## Task prompt
Search the data for the word "Income". Reproduce every line where it is found.

## Source data
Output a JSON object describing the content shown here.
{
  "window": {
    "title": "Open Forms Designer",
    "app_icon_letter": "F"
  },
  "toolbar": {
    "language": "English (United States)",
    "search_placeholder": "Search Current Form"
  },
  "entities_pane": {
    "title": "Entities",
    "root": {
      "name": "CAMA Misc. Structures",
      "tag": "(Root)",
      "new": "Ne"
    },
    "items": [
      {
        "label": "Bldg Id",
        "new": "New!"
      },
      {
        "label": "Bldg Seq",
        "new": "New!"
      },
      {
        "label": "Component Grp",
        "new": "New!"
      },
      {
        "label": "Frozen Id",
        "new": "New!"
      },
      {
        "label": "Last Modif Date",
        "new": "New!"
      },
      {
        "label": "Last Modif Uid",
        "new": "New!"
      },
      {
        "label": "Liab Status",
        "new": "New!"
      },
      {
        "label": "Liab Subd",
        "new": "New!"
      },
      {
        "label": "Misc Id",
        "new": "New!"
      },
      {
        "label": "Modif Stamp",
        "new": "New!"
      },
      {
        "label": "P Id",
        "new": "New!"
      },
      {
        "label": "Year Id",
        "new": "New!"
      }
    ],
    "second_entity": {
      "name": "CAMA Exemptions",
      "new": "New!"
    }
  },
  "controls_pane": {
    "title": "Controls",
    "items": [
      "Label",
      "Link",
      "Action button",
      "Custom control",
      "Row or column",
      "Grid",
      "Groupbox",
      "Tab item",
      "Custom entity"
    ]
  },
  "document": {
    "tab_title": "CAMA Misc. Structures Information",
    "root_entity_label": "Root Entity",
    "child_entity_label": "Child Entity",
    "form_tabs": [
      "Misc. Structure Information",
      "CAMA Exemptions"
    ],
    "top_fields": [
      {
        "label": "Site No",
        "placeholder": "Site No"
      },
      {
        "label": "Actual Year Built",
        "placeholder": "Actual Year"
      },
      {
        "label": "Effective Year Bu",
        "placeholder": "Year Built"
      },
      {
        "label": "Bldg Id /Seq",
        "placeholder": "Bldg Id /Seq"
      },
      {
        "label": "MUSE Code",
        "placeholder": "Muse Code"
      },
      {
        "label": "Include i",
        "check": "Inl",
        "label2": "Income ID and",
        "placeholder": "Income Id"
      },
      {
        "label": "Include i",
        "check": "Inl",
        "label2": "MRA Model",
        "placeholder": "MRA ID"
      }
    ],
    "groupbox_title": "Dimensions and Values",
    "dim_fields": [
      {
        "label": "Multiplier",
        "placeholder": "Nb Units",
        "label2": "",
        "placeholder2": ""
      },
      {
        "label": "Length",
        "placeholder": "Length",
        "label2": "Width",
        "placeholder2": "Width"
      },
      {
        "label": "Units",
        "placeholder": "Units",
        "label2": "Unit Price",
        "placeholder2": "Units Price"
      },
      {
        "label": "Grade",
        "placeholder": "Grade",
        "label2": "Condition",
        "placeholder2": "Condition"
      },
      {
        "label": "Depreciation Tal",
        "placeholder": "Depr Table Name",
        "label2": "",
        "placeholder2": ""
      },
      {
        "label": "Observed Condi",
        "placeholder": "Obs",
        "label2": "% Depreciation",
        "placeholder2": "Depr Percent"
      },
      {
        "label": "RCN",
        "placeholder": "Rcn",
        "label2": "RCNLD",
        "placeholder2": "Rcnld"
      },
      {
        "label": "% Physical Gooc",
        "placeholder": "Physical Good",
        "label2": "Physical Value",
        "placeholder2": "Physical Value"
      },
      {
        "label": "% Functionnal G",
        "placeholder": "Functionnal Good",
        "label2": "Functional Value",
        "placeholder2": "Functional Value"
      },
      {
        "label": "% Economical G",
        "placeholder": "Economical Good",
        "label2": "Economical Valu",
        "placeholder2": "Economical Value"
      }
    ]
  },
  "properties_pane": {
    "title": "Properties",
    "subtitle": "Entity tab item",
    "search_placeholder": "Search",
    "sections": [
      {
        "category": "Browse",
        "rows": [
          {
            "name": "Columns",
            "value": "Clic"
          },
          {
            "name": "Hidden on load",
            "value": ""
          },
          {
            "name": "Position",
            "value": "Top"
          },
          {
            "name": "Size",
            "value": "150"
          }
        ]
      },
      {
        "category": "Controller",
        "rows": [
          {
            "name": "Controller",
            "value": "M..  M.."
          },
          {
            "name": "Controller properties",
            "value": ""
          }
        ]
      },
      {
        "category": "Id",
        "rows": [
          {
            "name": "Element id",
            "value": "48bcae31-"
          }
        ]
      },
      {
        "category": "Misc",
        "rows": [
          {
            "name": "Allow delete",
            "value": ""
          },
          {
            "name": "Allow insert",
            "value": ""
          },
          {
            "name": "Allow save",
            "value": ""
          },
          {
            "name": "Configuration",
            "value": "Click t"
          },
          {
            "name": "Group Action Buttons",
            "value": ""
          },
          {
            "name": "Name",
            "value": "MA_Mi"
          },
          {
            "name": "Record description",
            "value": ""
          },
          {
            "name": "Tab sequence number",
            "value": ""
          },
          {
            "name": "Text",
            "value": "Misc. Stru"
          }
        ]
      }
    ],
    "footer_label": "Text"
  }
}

## Written response
        "label2": "Income ID and",
        "placeholder": "Income Id"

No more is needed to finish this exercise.